What the task requires: All of the records should come back exactly as written.

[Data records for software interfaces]
════════════════════

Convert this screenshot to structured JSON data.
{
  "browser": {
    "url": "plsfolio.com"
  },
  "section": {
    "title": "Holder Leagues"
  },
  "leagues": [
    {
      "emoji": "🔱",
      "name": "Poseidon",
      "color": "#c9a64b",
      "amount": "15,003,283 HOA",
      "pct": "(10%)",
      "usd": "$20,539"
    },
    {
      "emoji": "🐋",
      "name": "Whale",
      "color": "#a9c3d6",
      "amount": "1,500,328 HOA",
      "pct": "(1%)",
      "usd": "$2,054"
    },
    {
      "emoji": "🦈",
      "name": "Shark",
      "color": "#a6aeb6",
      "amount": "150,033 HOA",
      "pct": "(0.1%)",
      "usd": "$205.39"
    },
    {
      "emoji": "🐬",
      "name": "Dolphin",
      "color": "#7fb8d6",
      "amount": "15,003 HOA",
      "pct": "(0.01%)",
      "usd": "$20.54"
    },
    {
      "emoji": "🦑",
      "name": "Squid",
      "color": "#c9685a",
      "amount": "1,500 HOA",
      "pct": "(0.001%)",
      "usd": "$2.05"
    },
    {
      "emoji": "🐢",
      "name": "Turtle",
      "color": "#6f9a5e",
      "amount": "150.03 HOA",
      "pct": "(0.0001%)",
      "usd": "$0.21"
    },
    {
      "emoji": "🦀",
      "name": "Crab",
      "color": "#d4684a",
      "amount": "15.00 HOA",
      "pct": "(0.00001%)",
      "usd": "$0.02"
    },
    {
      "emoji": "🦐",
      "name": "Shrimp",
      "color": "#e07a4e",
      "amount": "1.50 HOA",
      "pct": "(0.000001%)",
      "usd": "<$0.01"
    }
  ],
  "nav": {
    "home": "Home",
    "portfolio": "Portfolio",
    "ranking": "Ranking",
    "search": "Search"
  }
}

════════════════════

Problem solution:
Convert this screenshot to structured JSON data.
{
  "browser": {
    "url": "plsfolio.com"
  },
  "section": {
    "title": "Holder Leagues"
  },
  "leagues": [
    {
      "emoji": "🔱",
      "name": "Poseidon",
      "color": "#c9a64b",
      "amount": "15,003,283 HOA",
      "pct": "(10%)",
      "usd": "$20,539"
    },
    {
      "emoji": "🐋",
      "name": "Whale",
      "color": "#a9c3d6",
      "amount": "1,500,328 HOA",
      "pct": "(1%)",
      "usd": "$2,054"
    },
    {
      "emoji": "🦈",
      "name": "Shark",
      "color": "#a6aeb6",
      "amount": "150,033 HOA",
      "pct": "(0.1%)",
      "usd": "$205.39"
    },
    {
      "emoji": "🐬",
      "name": "Dolphin",
      "color": "#7fb8d6",
      "amount": "15,003 HOA",
      "pct": "(0.01%)",
      "usd": "$20.54"
    },
    {
      "emoji": "🦑",
      "name": "Squid",
      "color": "#c9685a",
      "amount": "1,500 HOA",
      "pct": "(0.001%)",
      "usd": "$2.05"
    },
    {
      "emoji": "🐢",
      "name": "Turtle",
      "color": "#6f9a5e",
      "amount": "150.03 HOA",
      "pct": "(0.0001%)",
      "usd": "$0.21"
    },
    {
      "emoji": "🦀",
      "name": "Crab",
      "color": "#d4684a",
      "amount": "15.00 HOA",
      "pct": "(0.00001%)",
      "usd": "$0.02"
    },
    {
      "emoji": "🦐",
      "name": "Shrimp",
      "color": "#e07a4e",
      "amount": "1.50 HOA",
      "pct": "(0.000001%)",
      "usd": "<$0.01"
    }
  ],
  "nav": {
    "home": "Home",
    "portfolio": "Portfolio",
    "ranking": "Ranking",
    "search": "Search"
  }
}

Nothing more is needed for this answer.